“I don’t really pay attention too much to the media, the blogging and all that stuff,” he says, casually but thoughtfully. “I can’t. I pay attention to what I do have control of.”
Renner compares the celebrity spotlight to a bigger version of ordinary life in California. “I come from a very small town where everybody talks about everybody. Now I just feel like I’m in a small city or a small world where people are free to do and say what they please, and sometimes it’s about you.”
There was a certain serendipity to Renner being cast in “Mission: Impossible — Ghost Protocol.” While meeting with J.J. Abrams about another project, the “Super 8″ director asked him if he wanted to meet with Cruise about the new “Mission: Impossible.” Abrams directed 2006′s “Mission: Impossible 3″ and is a producer on this one.
A meeting with Cruise and Bird ensued almost immediately. Renner describes being in the room with the superstar and the director, talking about the project. “You know, all of a sudden their voices kind of disappear, and their mouths are moving and I was thinking, like, oh my gosh, I can’t believe I’m in here.”
The whole experience was a little surreal, Renner admits. “Things like that don’t happen too often, at least not to guys like me.”
Renner had another memorable moment last year when he joined Robert Downey Jr., Samuel L. Jackson, Mark Ruffalo and the rest of the “Avengers” cast onstage at a Comic-Con International event.
“I’m not used to being in front of thousands and thousands of people screaming at you, whether they’re screaming obscenities or lovely cheers. You kind of feel like you’re a rock star or something.”
Renner welcomes all sorts of possibilities for future work, from big-budget movies to small films. But he admits it is nice to be in a movie like “Mission: Impossible,” for an obvious reason.

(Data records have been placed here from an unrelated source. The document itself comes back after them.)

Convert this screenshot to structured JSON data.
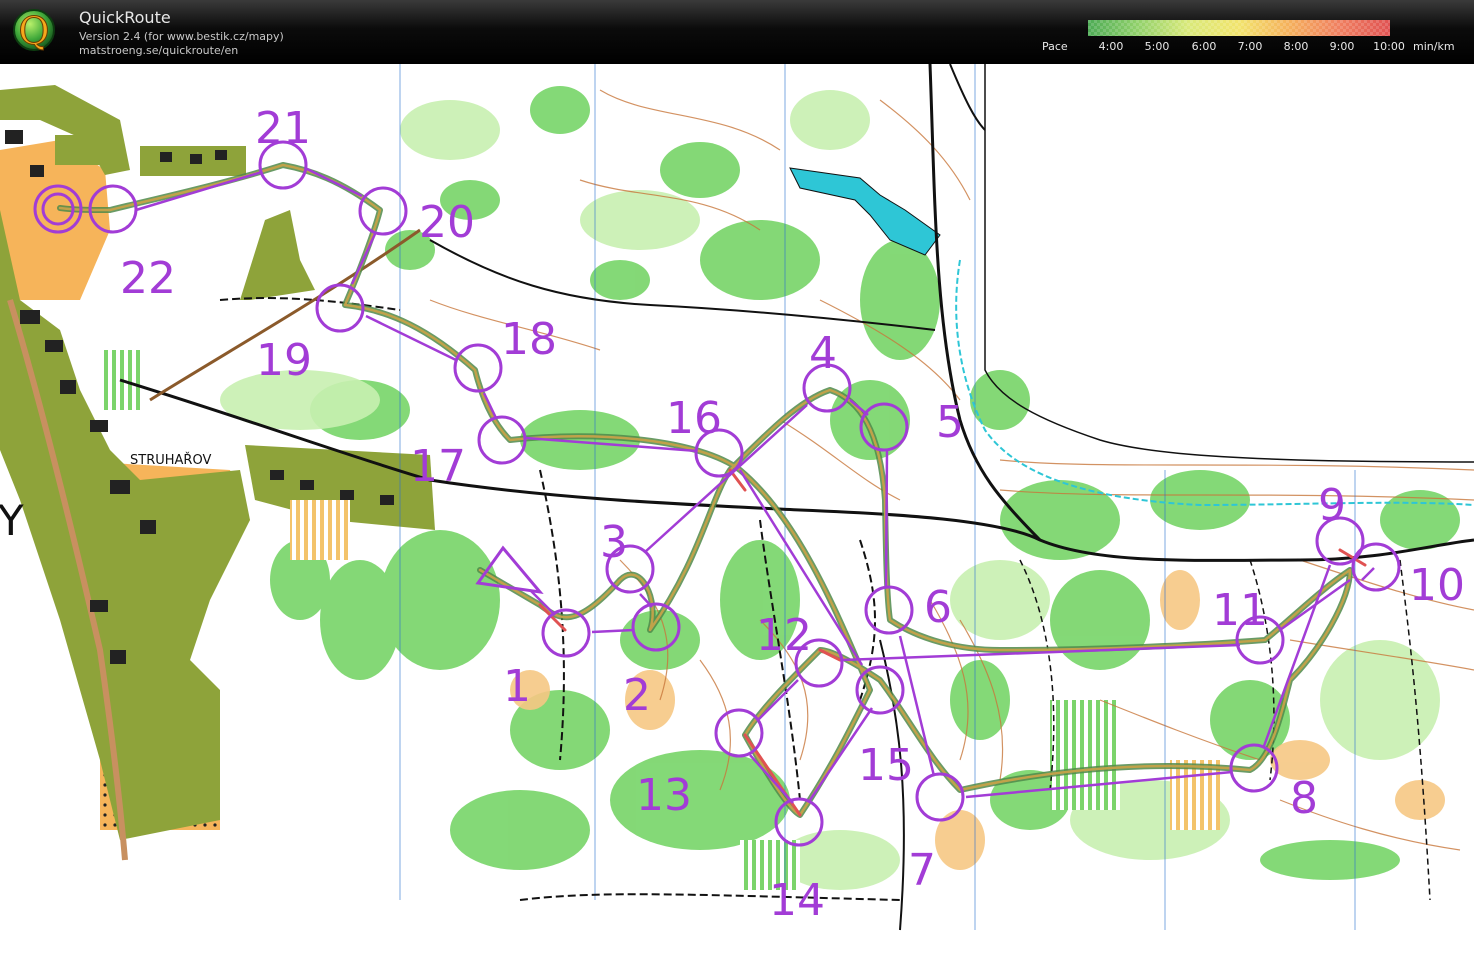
{
  "app": {
    "name": "QuickRoute",
    "version": "Version 2.4  (for www.bestik.cz/mapy)",
    "url": "matstroeng.se/quickroute/en",
    "logo_letter": "Q",
    "logo_icon": "quickroute-logo-icon"
  },
  "pace_legend": {
    "label": "Pace",
    "unit": "min/km",
    "ticks": [
      "4:00",
      "5:00",
      "6:00",
      "7:00",
      "8:00",
      "9:00",
      "10:00"
    ],
    "colors": [
      "#4dab55",
      "#8fd06a",
      "#d9e97a",
      "#f2e46d",
      "#f5b25c",
      "#f08060",
      "#e05252"
    ]
  },
  "map": {
    "place_label": "STRUHAŘOV",
    "edge_letter": "Y",
    "course_color": "#a23cd6",
    "route_color": "#4f8a4a",
    "controls": [
      "1",
      "2",
      "3",
      "4",
      "5",
      "6",
      "7",
      "8",
      "9",
      "10",
      "11",
      "12",
      "13",
      "14",
      "15",
      "16",
      "17",
      "18",
      "19",
      "20",
      "21",
      "22"
    ]
  }
}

“If you’re going to be in a ‘Mission: Impossible’ movie, people are going to see it, and on a world stage. It’s kind of cool knowing your movie’s going to be received somehow, to get eyes on it. Most of the movies I’ve done, there’s been no guarantee at all.”
Source: zimbio.com via freep.com